Exercise: From the first entry to the last, restate everything word for word and exclude pictures.

Dataset excerpts:
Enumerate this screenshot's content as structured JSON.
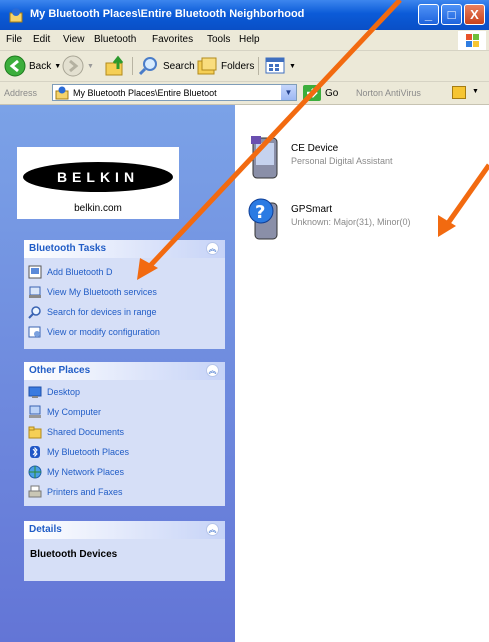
{
  "window": {
    "title": "My Bluetooth Places\\Entire Bluetooth Neighborhood",
    "controls": {
      "minimize": "_",
      "maximize": "□",
      "close": "X"
    }
  },
  "menu": [
    "File",
    "Edit",
    "View",
    "Bluetooth",
    "Favorites",
    "Tools",
    "Help"
  ],
  "toolbar": {
    "back_label": "Back",
    "search_label": "Search",
    "folders_label": "Folders"
  },
  "address": {
    "label": "Address",
    "value": "My Bluetooth Places\\Entire Bluetoot",
    "go_label": "Go",
    "norton_label": "Norton AntiVirus"
  },
  "logo": {
    "text": "BELKIN",
    "url": "belkin.com"
  },
  "task_groups": {
    "bluetooth_tasks": {
      "title": "Bluetooth Tasks",
      "items": [
        {
          "label": "Add Bluetooth D",
          "icon": "add-device-icon"
        },
        {
          "label": "View My Bluetooth services",
          "icon": "view-services-icon"
        },
        {
          "label": "Search for devices in range",
          "icon": "search-icon"
        },
        {
          "label": "View or modify configuration",
          "icon": "configuration-icon"
        }
      ]
    },
    "other_places": {
      "title": "Other Places",
      "items": [
        {
          "label": "Desktop",
          "icon": "desktop-icon"
        },
        {
          "label": "My Computer",
          "icon": "my-computer-icon"
        },
        {
          "label": "Shared Documents",
          "icon": "shared-documents-icon"
        },
        {
          "label": "My Bluetooth Places",
          "icon": "bluetooth-places-icon"
        },
        {
          "label": "My Network Places",
          "icon": "network-places-icon"
        },
        {
          "label": "Printers and Faxes",
          "icon": "printers-faxes-icon"
        }
      ]
    },
    "details": {
      "title": "Details",
      "text": "Bluetooth Devices"
    }
  },
  "devices": [
    {
      "name": "CE Device",
      "description": "Personal Digital Assistant",
      "icon": "pda-icon"
    },
    {
      "name": "GPSmart",
      "description": "Unknown: Major(31), Minor(0)",
      "icon": "unknown-device-icon"
    }
  ],
  "colors": {
    "accent_arrow": "#f26a10",
    "link_blue": "#215dc6",
    "titlebar_blue": "#0b5bd8"
  }
}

Exercise output:
Enumerate this screenshot's content as structured JSON.
{
  "window": {
    "title": "My Bluetooth Places\\Entire Bluetooth Neighborhood",
    "controls": {
      "minimize": "_",
      "maximize": "□",
      "close": "X"
    }
  },
  "menu": [
    "File",
    "Edit",
    "View",
    "Bluetooth",
    "Favorites",
    "Tools",
    "Help"
  ],
  "toolbar": {
    "back_label": "Back",
    "search_label": "Search",
    "folders_label": "Folders"
  },
  "address": {
    "label": "Address",
    "value": "My Bluetooth Places\\Entire Bluetoot",
    "go_label": "Go",
    "norton_label": "Norton AntiVirus"
  },
  "logo": {
    "text": "BELKIN",
    "url": "belkin.com"
  },
  "task_groups": {
    "bluetooth_tasks": {
      "title": "Bluetooth Tasks",
      "items": [
        {
          "label": "Add Bluetooth D",
          "icon": "add-device-icon"
        },
        {
          "label": "View My Bluetooth services",
          "icon": "view-services-icon"
        },
        {
          "label": "Search for devices in range",
          "icon": "search-icon"
        },
        {
          "label": "View or modify configuration",
          "icon": "configuration-icon"
        }
      ]
    },
    "other_places": {
      "title": "Other Places",
      "items": [
        {
          "label": "Desktop",
          "icon": "desktop-icon"
        },
        {
          "label": "My Computer",
          "icon": "my-computer-icon"
        },
        {
          "label": "Shared Documents",
          "icon": "shared-documents-icon"
        },
        {
          "label": "My Bluetooth Places",
          "icon": "bluetooth-places-icon"
        },
        {
          "label": "My Network Places",
          "icon": "network-places-icon"
        },
        {
          "label": "Printers and Faxes",
          "icon": "printers-faxes-icon"
        }
      ]
    },
    "details": {
      "title": "Details",
      "text": "Bluetooth Devices"
    }
  },
  "devices": [
    {
      "name": "CE Device",
      "description": "Personal Digital Assistant",
      "icon": "pda-icon"
    },
    {
      "name": "GPSmart",
      "description": "Unknown: Major(31), Minor(0)",
      "icon": "unknown-device-icon"
    }
  ],
  "colors": {
    "accent_arrow": "#f26a10",
    "link_blue": "#215dc6",
    "titlebar_blue": "#0b5bd8"
  }
}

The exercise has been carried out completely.